▼
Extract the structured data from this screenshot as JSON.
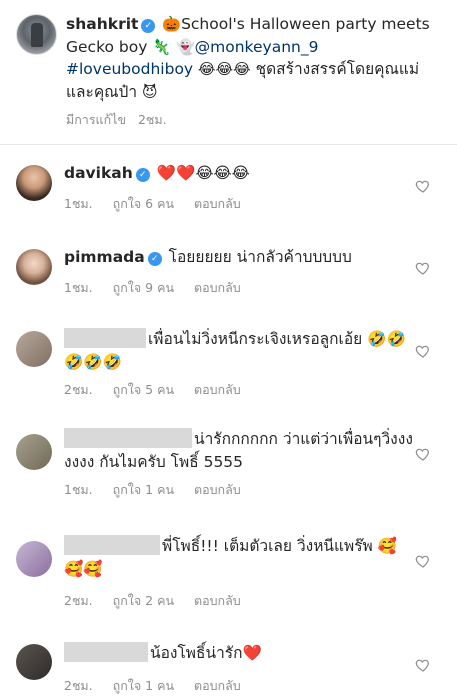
{
  "caption": {
    "username": "shahkrit",
    "segment_1": "School's Halloween party meets Gecko boy",
    "mention": "@monkeyann_9",
    "hashtag": "#loveubodhiboy",
    "laughs": "😂😂😂",
    "thai_text": "ชุดสร้างสรรค์โดยคุณแม่และคุณป๋า",
    "end_emoji": "😈",
    "pumpkin": "🎃",
    "lizard": "🦎",
    "ghost": "👻",
    "edited": "มีการแก้ไข",
    "time": "2ชม."
  },
  "comments": [
    {
      "username": "davikah",
      "verified": true,
      "text": "❤️❤️😂😂😂",
      "time": "1ชม.",
      "likes": "ถูกใจ 6 คน",
      "reply": "ตอบกลับ"
    },
    {
      "username": "pimmada",
      "verified": true,
      "text": "โอยยยยย น่ากลัวค้าบบบบบ",
      "time": "1ชม.",
      "likes": "ถูกใจ 9 คน",
      "reply": "ตอบกลับ"
    },
    {
      "username": "",
      "text": "เพื่อนไม่วิ่งหนีกระเจิงเหรอลูกเอ้ย 🤣🤣🤣🤣🤣",
      "time": "2ชม.",
      "likes": "ถูกใจ 5 คน",
      "reply": "ตอบกลับ"
    },
    {
      "username": "",
      "text": "น่ารักกกกกก ว่าแต่ว่าเพื่อนๆวิ่งงงงงงง กันไมครับ โพธิ์ 5555",
      "time": "1ชม.",
      "likes": "ถูกใจ 1 คน",
      "reply": "ตอบกลับ"
    },
    {
      "username": "",
      "text": "พี่โพธิ์!!! เต็มตัวเลย วิ่งหนีแพร๊พ 🥰🥰🥰",
      "time": "2ชม.",
      "likes": "ถูกใจ 2 คน",
      "reply": "ตอบกลับ"
    },
    {
      "username": "",
      "text": "น้องโพธิ์น่ารัก❤️",
      "time": "2ชม.",
      "likes": "ถูกใจ 1 คน",
      "reply": "ตอบกลับ"
    }
  ],
  "colors": {
    "link": "#003569",
    "verified": "#3897f0",
    "meta": "#8e8e8e",
    "text": "#262626"
  },
  "icons": {
    "verified": "verified-badge-icon",
    "like": "heart-outline-icon"
  }
}
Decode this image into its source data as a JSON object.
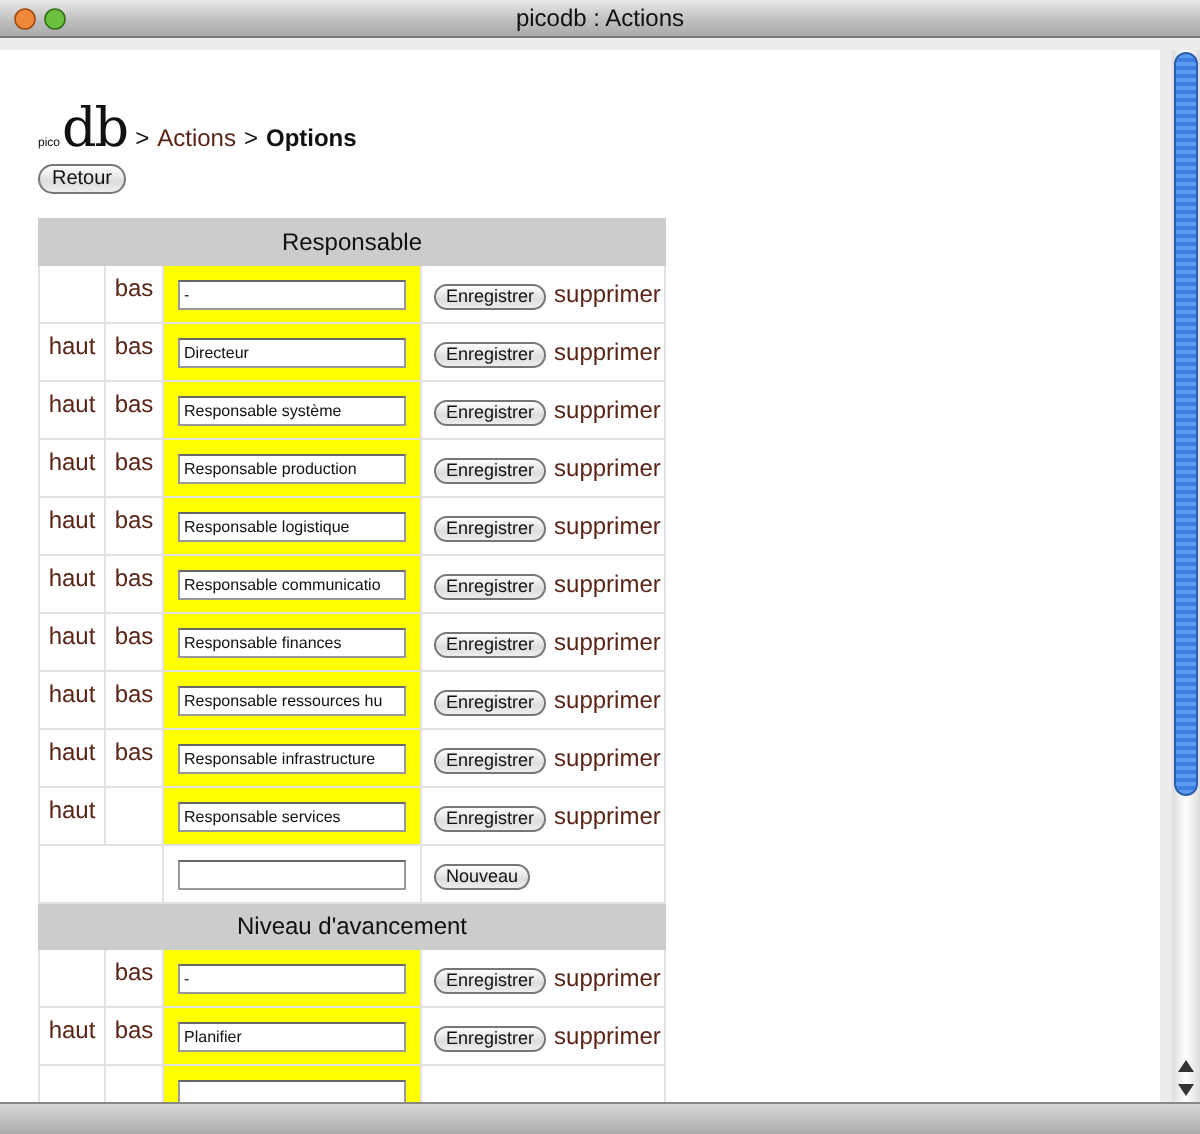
{
  "window": {
    "title": "picodb : Actions"
  },
  "breadcrumb": {
    "logo_small": "pico",
    "logo_big": "db",
    "separator_1": ">",
    "link": "Actions",
    "separator_2": ">",
    "current": "Options"
  },
  "back_button": "Retour",
  "sections": [
    {
      "title": "Responsable",
      "new_button": "Nouveau",
      "rows": [
        {
          "down": "bas",
          "value": "-",
          "save": "Enregistrer",
          "delete": "supprimer"
        },
        {
          "up": "haut",
          "down": "bas",
          "value": "Directeur",
          "save": "Enregistrer",
          "delete": "supprimer"
        },
        {
          "up": "haut",
          "down": "bas",
          "value": "Responsable système",
          "save": "Enregistrer",
          "delete": "supprimer"
        },
        {
          "up": "haut",
          "down": "bas",
          "value": "Responsable production",
          "save": "Enregistrer",
          "delete": "supprimer"
        },
        {
          "up": "haut",
          "down": "bas",
          "value": "Responsable logistique",
          "save": "Enregistrer",
          "delete": "supprimer"
        },
        {
          "up": "haut",
          "down": "bas",
          "value": "Responsable communicatio",
          "save": "Enregistrer",
          "delete": "supprimer"
        },
        {
          "up": "haut",
          "down": "bas",
          "value": "Responsable finances",
          "save": "Enregistrer",
          "delete": "supprimer"
        },
        {
          "up": "haut",
          "down": "bas",
          "value": "Responsable ressources hu",
          "save": "Enregistrer",
          "delete": "supprimer"
        },
        {
          "up": "haut",
          "down": "bas",
          "value": "Responsable infrastructure",
          "save": "Enregistrer",
          "delete": "supprimer"
        },
        {
          "up": "haut",
          "value": "Responsable services",
          "save": "Enregistrer",
          "delete": "supprimer"
        }
      ]
    },
    {
      "title": "Niveau d'avancement",
      "rows": [
        {
          "down": "bas",
          "value": "-",
          "save": "Enregistrer",
          "delete": "supprimer"
        },
        {
          "up": "haut",
          "down": "bas",
          "value": "Planifier",
          "save": "Enregistrer",
          "delete": "supprimer"
        },
        {}
      ]
    }
  ]
}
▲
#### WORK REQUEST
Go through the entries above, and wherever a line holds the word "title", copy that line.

#### RESULT
    "title": "picodb : Actions"
      "title": "Responsable",
      "title": "Niveau d'avancement",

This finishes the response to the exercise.